She Academy helps young girls’ self esteem and life skills
By St. Clair Murraine
Outlook Staff Writer
Helping an uncle make it through “a tough day” left an indelible impression on Shaqualyn Shedrick.
What transpired reassured her that starting up She Academy, a mentoring organization for young girls, was a necessary decision.
“I’m about to make a decision that’s going to affect my life,” is how Shedrick recalled her uncle putting it when he reached out to her for help years ago.
She had studied psychology as a minor when she was a student at FAMU and all of that know-how kicked in during the conversation. Shedrick listened to her relative who lives in Miami while she was on the other end of the phone in Tallahassee.
“We don’t talk often, but in that moment we were talking through things I could hear the shift,” she said. “I could hear the range.”
She didn’t give much detail about the incident, saying only that it involved a firearm. Eventually she talked her uncle down from what he was thinking and now he is “living free, happy with his daughter,” she said.
Just like she did to change her uncle’s mind and got him on a positive path, Shedrick is impacting the lives of each participant at She Academy.
Shedrick, who is executive director, founded She Academy three years ago. It is part of a growing trend around the country, research has found. Those same studies say that mentoring generally has good effects on a young person’s development.
Some of She Academy’s primary areas of focus include leadership development, problem solving, college prep, financial literacy and self control. Participants say they feel empowered by their involvement in the organization.

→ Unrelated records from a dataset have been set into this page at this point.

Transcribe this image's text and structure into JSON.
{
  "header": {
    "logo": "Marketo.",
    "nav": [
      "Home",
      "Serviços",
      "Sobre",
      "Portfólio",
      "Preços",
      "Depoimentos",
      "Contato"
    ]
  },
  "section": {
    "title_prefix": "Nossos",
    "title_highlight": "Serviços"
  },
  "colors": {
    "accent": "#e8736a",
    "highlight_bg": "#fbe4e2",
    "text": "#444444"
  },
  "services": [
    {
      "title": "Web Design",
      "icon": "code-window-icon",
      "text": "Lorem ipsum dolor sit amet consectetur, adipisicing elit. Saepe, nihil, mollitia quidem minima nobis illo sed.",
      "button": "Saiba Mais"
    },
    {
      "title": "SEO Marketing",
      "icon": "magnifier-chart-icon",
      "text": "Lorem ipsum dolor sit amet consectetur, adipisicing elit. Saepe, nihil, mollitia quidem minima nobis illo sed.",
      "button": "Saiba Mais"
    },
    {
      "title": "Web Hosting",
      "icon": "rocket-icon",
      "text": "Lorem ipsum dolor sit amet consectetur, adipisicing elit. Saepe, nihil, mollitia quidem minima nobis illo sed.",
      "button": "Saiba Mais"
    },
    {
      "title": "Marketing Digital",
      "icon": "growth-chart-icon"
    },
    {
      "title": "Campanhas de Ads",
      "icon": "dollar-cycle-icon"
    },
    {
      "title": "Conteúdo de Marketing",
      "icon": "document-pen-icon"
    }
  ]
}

Errianna Quallo, a recent Rickards High School graduate, was one of the first students to join the organization. At the time she was recruited as a freshman, she was in excellent academic standing and she also excelled as a student-athletes.
But she felt a need to join.
“I didn’t need help with my academic. I didn’t need help with sport, but what I needed help with was taking off the mask and being able to identify other problems that I had,” Quallo said. She added that she benefitted mostly in the areas of self care, loving herself and time management.
“She (Shedrick ) helped me to take care of my personal self so I could be filled so that I can fill the cup of others,” she said. “You can’t fill somebody on an empty cup.”
Since last September, She Academy has had a permanent home in the northern side of town off Metropolitan Boulevard. That is a long way from the days when Shedrick sometimes mentored from her home or even the library at FAMU.
Shedrick had volunteered to mentor students for Leon County School while holding down a fulltime job with FDLE. But she was limited to working with just one student. She took a leap of faith, retiring from FDLE, where she worked after earning a degree in criminal justice from FAMU in 2016. She went full time into mentoring, starting with 10 girls from the same class at Rickards High School.
Leaving a secured job came with a risk that Shedrick said she felt she had to take.
“It was no longer exciting for me,” she said. “I just spent my time with God, looking for purpose and direction and in the midst of just meditating things started to reveal themselves.”
The pandemic outbreak in 2020 slowed things a bit. Shedrick went back to an old job at the Capitol and while there began to reassess her plans for She Academy.
Meanwhile, she collected clothing and books. She set up a curriculum, too. The program operates on the school year calendar.
Some of the typical things that She Academy participants do include writing affirmations to uplift spirits of the shut-in, writing journals and watching a documentary. They also have a workroom for after-school work.
Their schedule also includes hearing from professional writers, people in healthcare, educators and entrepreneurs.
The program is thriving through fund raising and supporters who offer in-kind services. It has also received grants and is supplemented by tuitions and resources through its affiliation with the United Partners for Human Services.
The summertime schedule is primarily made up of what Shedrick calls a boot camp. Nia Walter, a rising eight-grader at Montford Middle School, joined around the start of the summer session.
The program impacted her life after the first week, she said.
“The first week was amazing. All the girls were very nice to me,” she said. “It is really a safe place to dig deeper, develop self-confidence and establishing boundaries.”